posted 5 Mar 2010 in Volume 13 Issue 5
Jan Wyllie asks if the 'follow the leader' trend is sending Web 2.0 down a blind alley
In the early days of Web 2.0, when the internet first became a publishing medium open to the public, people tagged their material with their own descriptive words. They discovered that this was a pain because people used different words to label similar items, or forgot which words they had used, so they could not use them effectively as search terms.
An attempt was made to address both these problems with folksonomies, where people were informally encouraged to reuse and share tags from common alphabetically sorted lists. As the lists lengthened, another pain threshold was reached, and folksonomies faded into the background of academic discourse.
Now, in the new era of social media, massive information flows are no longer organised in terms of ‘about-ness’, but in terms of ‘who-ness’. It’s not what you know, but who you know. This trend started on social networking sites, with the concepts of friends and feeds.
Twitter embodies the latest form of knowledge sharing, where ‘leaders’ win ‘followers’ for their 140 character tweets. Retweets are second order recommendations that ‘leaders’ make to their ‘followers’. The great thing about it is that it requires no effort or thought on behalf of users, other than to hit the retweet button. The idea is that somehow through the ‘wisdom of crowds’ this system of recommendations delivers the best knowledge, fastest, to the people who want or need to know. Leaving aside the question of what useful knowledge it is possible to glean from ‘following’ thousands of ‘leaders’ who tweet many times a day, my experience suggests that without some form of content organisation, follow the leader actually gets in the way when connecting people to the best information flows for their purposes.
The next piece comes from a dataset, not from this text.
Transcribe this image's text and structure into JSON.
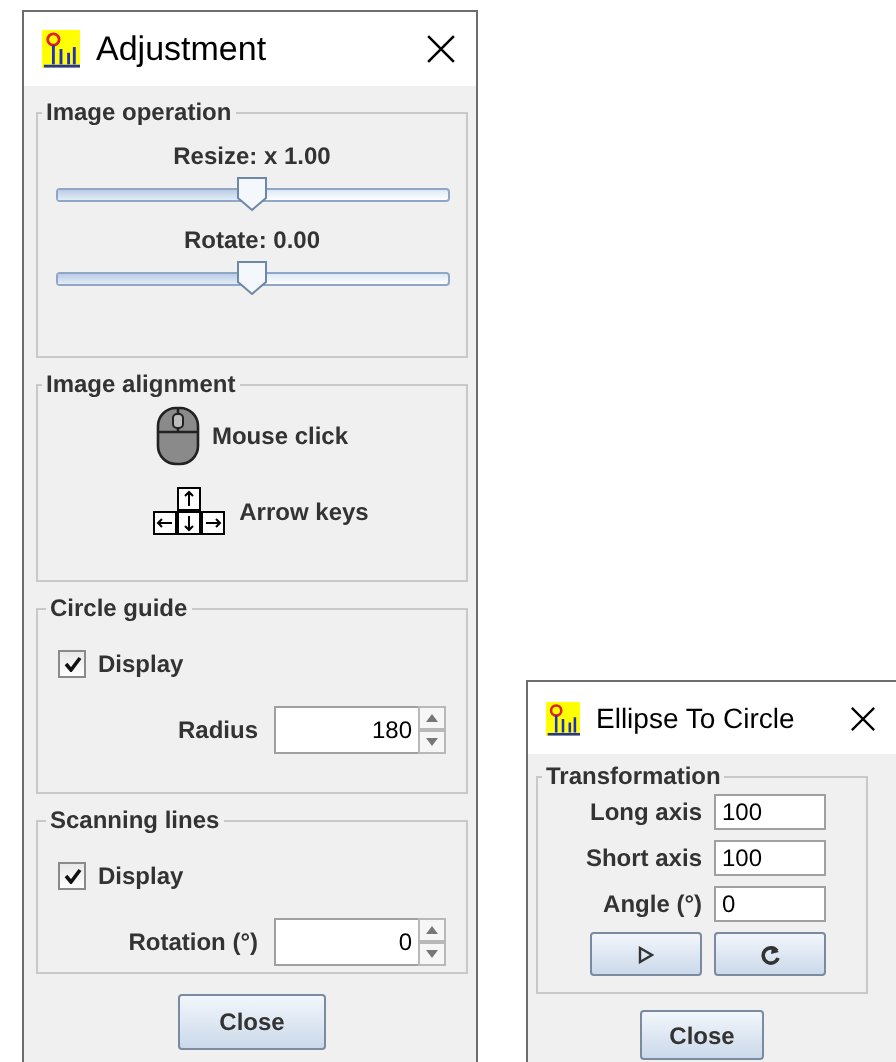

One of the cultural dynamics that reduces the value of information streams based on follow the leader is that many people follow others as a kind of thank-you for following them. Many others follow people principally to boost their own follower numbers. So, who is following who is a very inefficient way of finding anything out in advance about content or its quality. Then, there’s the difficulty that people quite naturally seem reluctant to recommend unpleasant news to their followers, which creates even more distortion in feeds, potentially eliminating the most important items.
The other problem with managing knowledge in this way is that most people are interested in a wide variety of topics. What doesn’t happen to overlap adds to the overheads of useless hits, which waste time and electricity.
However, the most serious drawback of the follow the leader paradigm may be the tendency for early members of a group who, as a consequence, have the greatest number of followers, to more or less dominate the proceedings thereafter. Then, of course, there is the massive distortion caused by the celebrity factor in early 21st century culture.
The difficulty is not about recommendations being a measure of value. After all, that is what Eugene Garfield’s Science Citation Index is all about – the more an author is cited, the more he is deemed to have contributed to the subject in question. What is lacking in the follow the leader paradigm is context, in order to give at least some idea of where people are going with social media contributions. Some kind of directory of interests based on questions in user profiles would be a start.
Directories of interests would be an improvement, but there is no escaping the fact that in order to make sense of a body of material, there must be initial (and subsequent) pointers to what is there, beyond shooting words into the dark with Google-type search. Librarians and booksellers have known this secret for thousands of years. Now, the next generation of Web 2.0 social media enthusiasts, which seems to have forgotten them, needs to learn them again. (Alas, ‘twas ever so.)
Web 2.0 and social media need to develop common knowledge frameworks to provide the context necessary to make sense of the growing torrent of information streams. It is the next big job to do: turn information chaos into collaborative intelligence. The technology of the semantic web might be useful for implementing such frameworks, but only humans can make them up because they depend on purposes and feelings, as well as creative skills.
And surely the goal is to amplify networked human intelligence, not try to substitute it with semantic rules and algorithms, not least because there is so much unused human intelligence lying about the place.
Nobody said it would be easy, but it is possible and it is worthwhile.